Hedychium gardnerianum. So many wonderful gingers out there but this is certainly one of them. There's something about gingers that really appeals to me. They're colorful while in bloom but the foliage is often fresh and sort of tropical, so holding nearly year long appeal here in our mild zones.
Speaking of tropical, here's another member of my Tropical Corner, Canna Australia. Love its vibrant burgundy foliage and it provides a nice contrast to the gingers and bamboos around it.
Tricyrtis formosana. Toad lilies are fun and easy to grow, though they can kind of take over. Still, the flowers are just so cool and the spotting looks as much as if a painter flicked his paintbrush soaked in purple paint at a white flower.
The closeup on the flower may make this plant a bit hard to ID but it's a Zauschneria canum, now classified as Epilobium canum. This one is E.canum ssp. garrettii 'Orange Carpet.' There's definitely a bit more orange to the flower than on the straight species. Here the flower seems propelled away from the foliage, almost like a shooting star.
Here's the plant of the month and if you're a chocolate lover then the plant of the year! Let me introduce you to (drum roll) ... Scorzonera hispanica. If you've never heard of it, well, either had I. But it has been cultivated for a very long time, in part because it produces an edible carrot-like root that is said to taste a bit like oysters crossed with asparagus! You're not likely to grow it for that but for the fact that the flowers exude an intense chocolate fragrance. Plants like chocolate cosmos barely register next to the heady chocolate fragrance of this perennial.

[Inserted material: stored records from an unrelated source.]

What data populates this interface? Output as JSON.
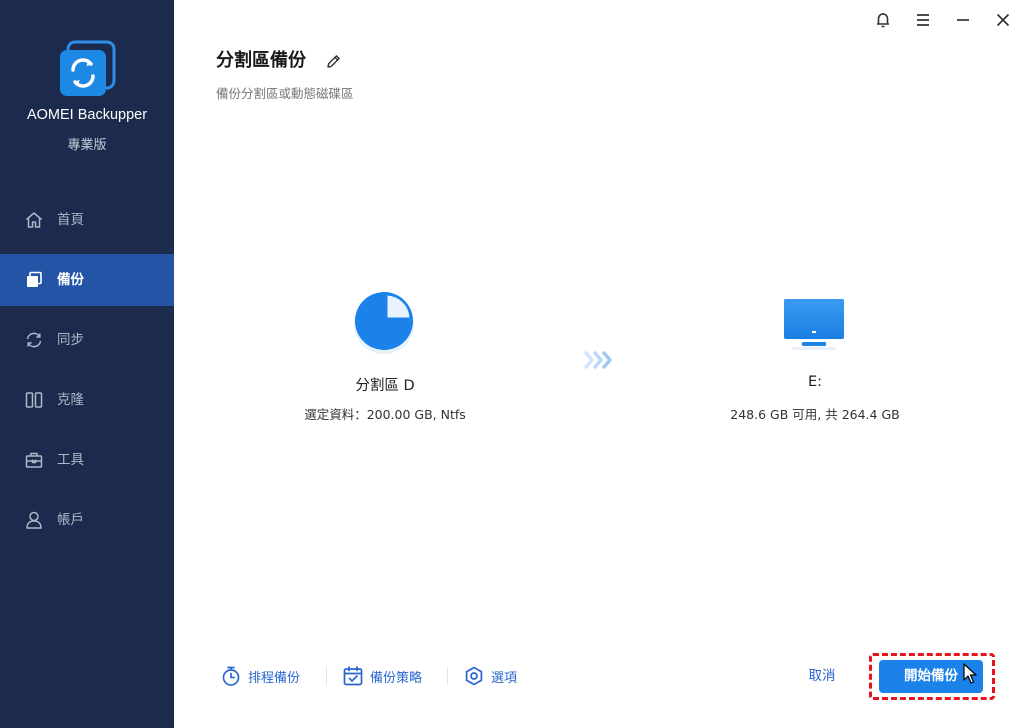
{
  "app": {
    "name": "AOMEI Backupper",
    "edition": "專業版"
  },
  "sidebar": {
    "items": [
      {
        "label": "首頁",
        "icon": "home-icon",
        "active": false
      },
      {
        "label": "備份",
        "icon": "backup-icon",
        "active": true
      },
      {
        "label": "同步",
        "icon": "sync-icon",
        "active": false
      },
      {
        "label": "克隆",
        "icon": "clone-icon",
        "active": false
      },
      {
        "label": "工具",
        "icon": "toolbox-icon",
        "active": false
      },
      {
        "label": "帳戶",
        "icon": "user-icon",
        "active": false
      }
    ]
  },
  "window_controls": [
    "bell-icon",
    "menu-icon",
    "minimize-icon",
    "close-icon"
  ],
  "header": {
    "title": "分割區備份",
    "subtitle": "備份分割區或動態磁碟區"
  },
  "source": {
    "name": "分割區 D",
    "info": "選定資料：200.00 GB, Ntfs",
    "icon": "partition-pie-icon"
  },
  "destination": {
    "name": "E:",
    "info": "248.6 GB 可用, 共 264.4 GB",
    "icon": "monitor-icon"
  },
  "bottom_bar": {
    "schedule_label": "排程備份",
    "scheme_label": "備份策略",
    "options_label": "選項",
    "cancel_label": "取消",
    "start_label": "開始備份"
  },
  "colors": {
    "sidebar_bg": "#1c2b4d",
    "sidebar_active": "#2354a6",
    "accent": "#1a82e8",
    "link": "#2a66d0",
    "highlight": "#e8141b"
  }
}
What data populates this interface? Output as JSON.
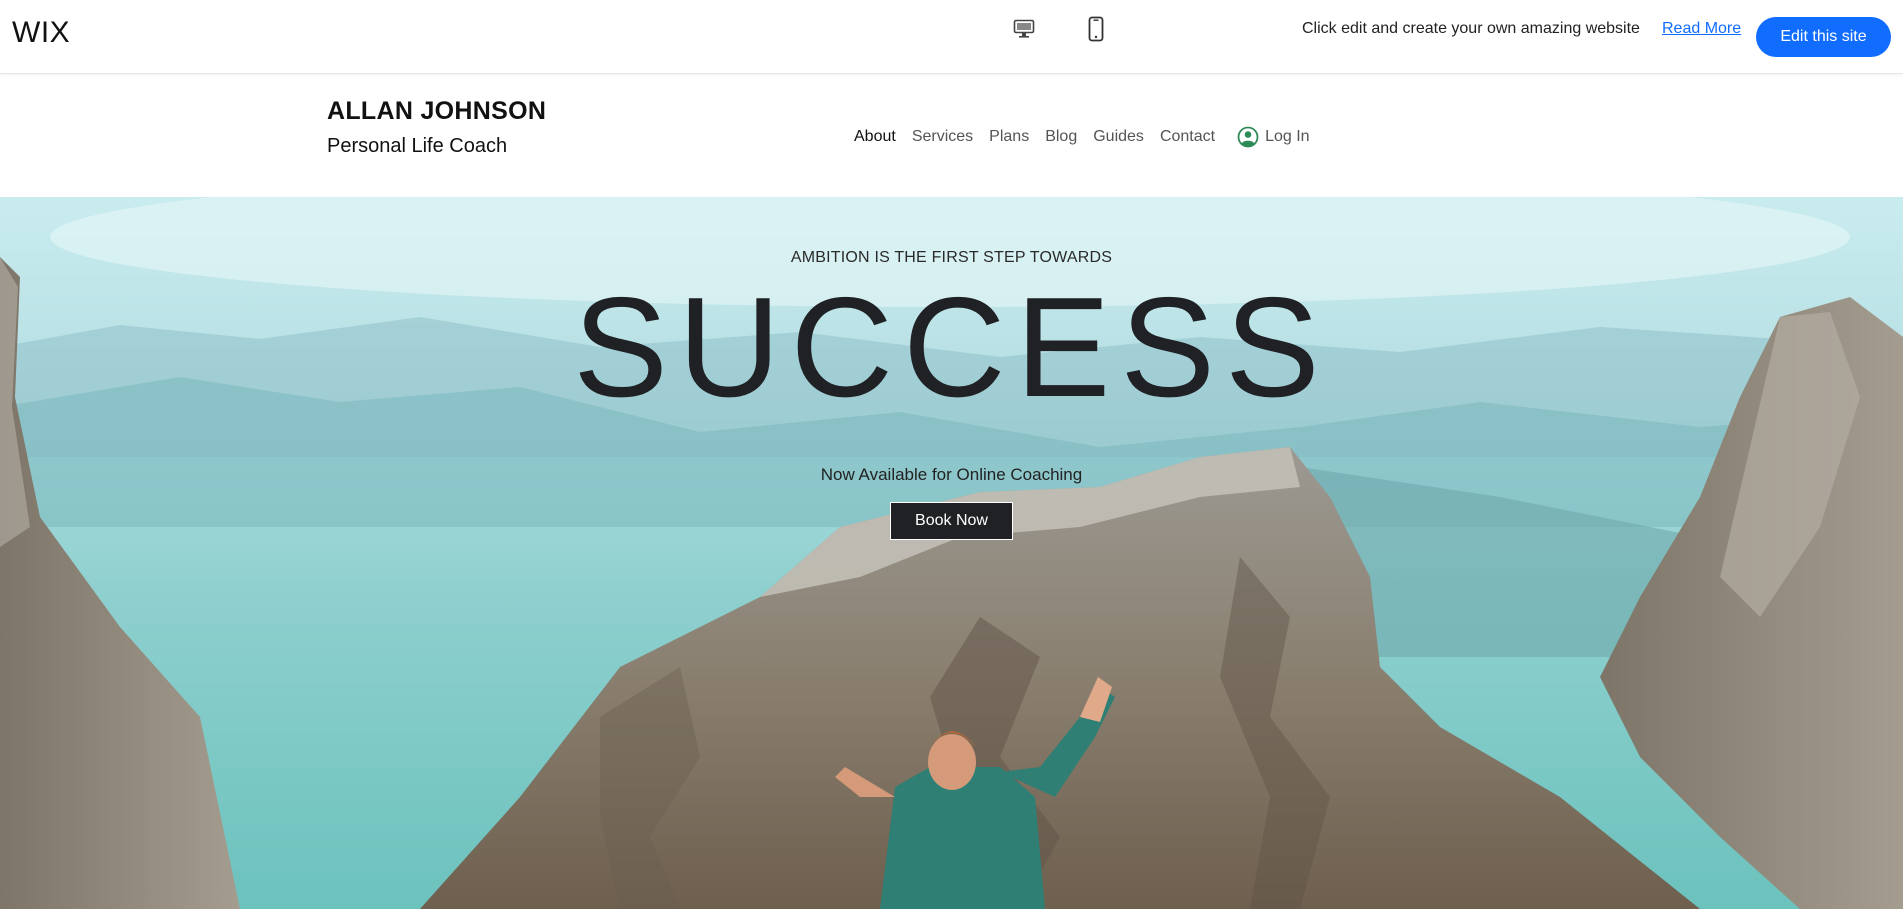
{
  "wix_bar": {
    "logo": "WIX",
    "devices": [
      {
        "name": "desktop",
        "icon": "desktop-icon"
      },
      {
        "name": "mobile",
        "icon": "mobile-icon"
      }
    ],
    "promo_text": "Click edit and create your own amazing website",
    "read_more_label": "Read More",
    "edit_button_label": "Edit this site",
    "accent_color": "#116dff"
  },
  "site_header": {
    "name": "ALLAN JOHNSON",
    "tagline": "Personal Life Coach",
    "nav": [
      {
        "label": "About",
        "active": true
      },
      {
        "label": "Services",
        "active": false
      },
      {
        "label": "Plans",
        "active": false
      },
      {
        "label": "Blog",
        "active": false
      },
      {
        "label": "Guides",
        "active": false
      },
      {
        "label": "Contact",
        "active": false
      }
    ],
    "login_label": "Log In",
    "login_icon": "user-circle-icon",
    "login_icon_color": "#2e8b57"
  },
  "hero": {
    "kicker": "AMBITION IS THE FIRST STEP TOWARDS",
    "title": "SUCCESS",
    "subtitle": "Now Available for Online Coaching",
    "cta_label": "Book Now",
    "cta_color": "#1f2124"
  }
}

Dahlia 'Coupe de Soleil.' A very pretty formal double dahlia that this year surprised me by also producing a few white flowers and combinations in between.
My favorite Agastache, A. Grapefruit Nectar, doesn't smell like that fruit but has a very pleasing sweet smell. And it is floriferous, not just in volume and duration but it has this neat trick of producing both pink and yellow flowers on the same plant.
Sometimes simple is best. The flowers on Salvia azurea are just one color (though it has a paler blue 'throat') but when that color is a robin's egg blue then all is good. This guy didn't bloom its first year, went deciduous, then sort of hid among another agastache's leaves. I didn't realize it had survived until the first flowers appeared yesterday.
Who doesn't like Justicias? Sometimes collectively called Plume flower or Shrimp plant, these South and Central American natives have that tropical look to them that is most pleasing. The flashy red parts are of course the bracts, with the pretty two lipped lavender portions being the flowers themselves. I thought our week-long freeze last winter killed it but it has returned good as new!
If it looks like a duck and quacks like a duck ... These sweet little double, mini calibrachoas throw some people at first, being half the size but having the inner petals. This particular one, MiniFamous Double Peach calibrachoa, is an especially lovely one and has proved tougher than it looks, now back for year three.